Dataset rows for apps and sites ::
------

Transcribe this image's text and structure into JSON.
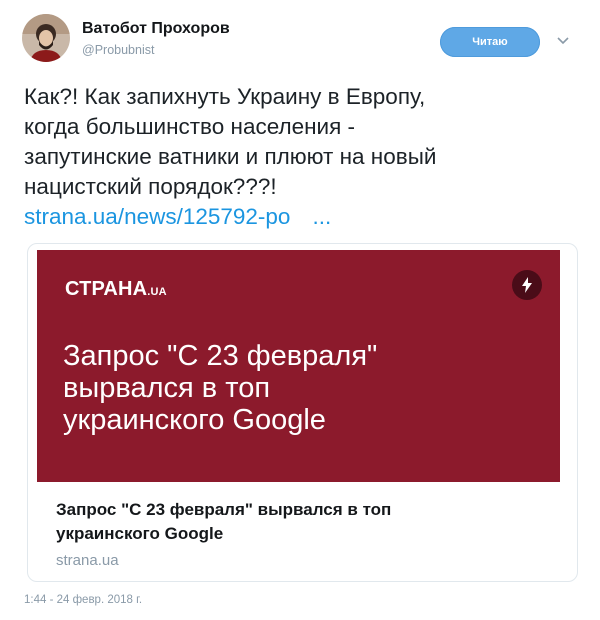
{
  "author": {
    "name": "Ватобот Прохоров",
    "handle": "@Probubnist"
  },
  "follow_button": {
    "label": "Читаю"
  },
  "tweet": {
    "lines": [
      "Как?! Как запихнуть Украину в Европу,",
      "когда большинство населения -",
      "запутинские ватники и плюют на новый",
      "нацистский порядок???!"
    ],
    "link": "strana.ua/news/125792-po",
    "link_ellipsis": "..."
  },
  "card": {
    "brand": "СТРАНА",
    "brand_tld": ".UA",
    "badge_icon": "lightning-bolt-icon",
    "image_headline": [
      "Запрос \"С 23 февраля\"",
      "вырвался в топ",
      "украинского Google"
    ],
    "title": [
      "Запрос \"С 23 февраля\" вырвался в топ",
      "украинского Google"
    ],
    "domain": "strana.ua"
  },
  "timestamp": "1:44 - 24 февр. 2018 г.",
  "colors": {
    "card_image_bg": "#8c1a2c",
    "link": "#1b95e0",
    "follow_button": "#5fa8e6"
  }
}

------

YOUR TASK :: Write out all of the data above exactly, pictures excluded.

EXERCISE OUTPUT ::
Transcribe this image's text and structure into JSON.
{
  "author": {
    "name": "Ватобот Прохоров",
    "handle": "@Probubnist"
  },
  "follow_button": {
    "label": "Читаю"
  },
  "tweet": {
    "lines": [
      "Как?! Как запихнуть Украину в Европу,",
      "когда большинство населения -",
      "запутинские ватники и плюют на новый",
      "нацистский порядок???!"
    ],
    "link": "strana.ua/news/125792-po",
    "link_ellipsis": "..."
  },
  "card": {
    "brand": "СТРАНА",
    "brand_tld": ".UA",
    "badge_icon": "lightning-bolt-icon",
    "image_headline": [
      "Запрос \"С 23 февраля\"",
      "вырвался в топ",
      "украинского Google"
    ],
    "title": [
      "Запрос \"С 23 февраля\" вырвался в топ",
      "украинского Google"
    ],
    "domain": "strana.ua"
  },
  "timestamp": "1:44 - 24 февр. 2018 г.",
  "colors": {
    "card_image_bg": "#8c1a2c",
    "link": "#1b95e0",
    "follow_button": "#5fa8e6"
  }
}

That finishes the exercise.